|International Classification||B65B29/10, B65B43/60|
|Cooperative Classification||B65B29/10, B65B43/60|
|European Classification||B65B29/10, B65B43/60|
|Jul 18, 2001||AS||Assignment|
Owner name: M.L.I.S. PROJECTS LTD., ISRAEL
Free format text: ASSIGNMENT OF ASSIGNORS INTEREST;ASSIGNOR:SHARON ET AL.;REEL/FRAME:012020/0620
Effective date: 20010705
|Mar 25, 2004||AS||Assignment|
Owner name: UC TECHNOLOGIES & ENGINEERING LTD., HUNGARY
Free format text: ASSIGNMENT OF ASSIGNORS INTEREST;ASSIGNOR:M.L.I.S. PROJECTS LTD.;REEL/FRAME:015134/0175
Effective date: 20031231
|Dec 4, 2006||FPAY||Fee payment|
Year of fee payment: 4
|Jan 17, 2011||REMI||Maintenance fee reminder mailed|

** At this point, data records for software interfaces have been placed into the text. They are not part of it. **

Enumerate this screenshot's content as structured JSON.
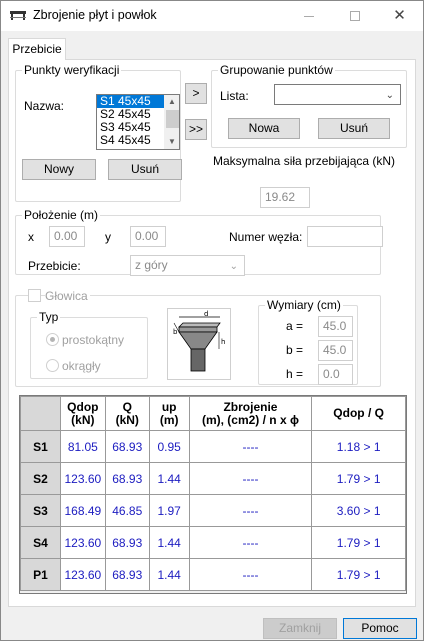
{
  "window": {
    "title": "Zbrojenie płyt i powłok"
  },
  "tabs": [
    {
      "label": "Przebicie"
    }
  ],
  "verification_points": {
    "legend": "Punkty weryfikacji",
    "name_label": "Nazwa:",
    "items": [
      "S1 45x45",
      "S2 45x45",
      "S3 45x45",
      "S4 45x45"
    ],
    "selected_index": 0,
    "new_button": "Nowy",
    "delete_button": "Usuń",
    "add_button": ">",
    "add_all_button": ">>"
  },
  "grouping": {
    "legend": "Grupowanie punktów",
    "list_label": "Lista:",
    "list_value": "",
    "new_button": "Nowa",
    "delete_button": "Usuń"
  },
  "max_force": {
    "label": "Maksymalna siła przebijająca (kN)",
    "value": "19.62"
  },
  "position": {
    "legend": "Położenie (m)",
    "x_label": "x",
    "x_value": "0.00",
    "y_label": "y",
    "y_value": "0.00",
    "node_label": "Numer węzła:",
    "node_value": "",
    "punching_label": "Przebicie:",
    "punching_value": "z góry"
  },
  "head": {
    "checkbox_label": "Głowica",
    "type_legend": "Typ",
    "rect_label": "prostokątny",
    "round_label": "okrągły",
    "dims_legend": "Wymiary (cm)",
    "a_label": "a =",
    "a_value": "45.0",
    "b_label": "b =",
    "b_value": "45.0",
    "h_label": "h =",
    "h_value": "0.0",
    "diagram_labels": {
      "b": "b",
      "d": "d",
      "h": "h"
    }
  },
  "table": {
    "headers": [
      "Qdop\n(kN)",
      "Q\n(kN)",
      "up\n(m)",
      "Zbrojenie\n(m), (cm2) / n x ϕ",
      "Qdop / Q"
    ],
    "header_lines": [
      [
        "Qdop",
        "(kN)"
      ],
      [
        "Q",
        "(kN)"
      ],
      [
        "up",
        "(m)"
      ],
      [
        "Zbrojenie",
        "(m), (cm2) / n x ϕ"
      ],
      [
        "Qdop / Q"
      ]
    ],
    "rows": [
      {
        "name": "S1",
        "qdop": "81.05",
        "q": "68.93",
        "up": "0.95",
        "reinf": "----",
        "ratio": "1.18 > 1"
      },
      {
        "name": "S2",
        "qdop": "123.60",
        "q": "68.93",
        "up": "1.44",
        "reinf": "----",
        "ratio": "1.79 > 1"
      },
      {
        "name": "S3",
        "qdop": "168.49",
        "q": "46.85",
        "up": "1.97",
        "reinf": "----",
        "ratio": "3.60 > 1"
      },
      {
        "name": "S4",
        "qdop": "123.60",
        "q": "68.93",
        "up": "1.44",
        "reinf": "----",
        "ratio": "1.79 > 1"
      },
      {
        "name": "P1",
        "qdop": "123.60",
        "q": "68.93",
        "up": "1.44",
        "reinf": "----",
        "ratio": "1.79 > 1"
      }
    ]
  },
  "footer": {
    "close_button": "Zamknij",
    "help_button": "Pomoc"
  },
  "colors": {
    "selection": "#0078d7",
    "table_values": "#1c1cc0"
  }
}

|Jun 10, 2011||LAPS||Lapse for failure to pay maintenance fees|
|Aug 2, 2011||FP||Expired due to failure to pay maintenance fee|
Effective date: 20110610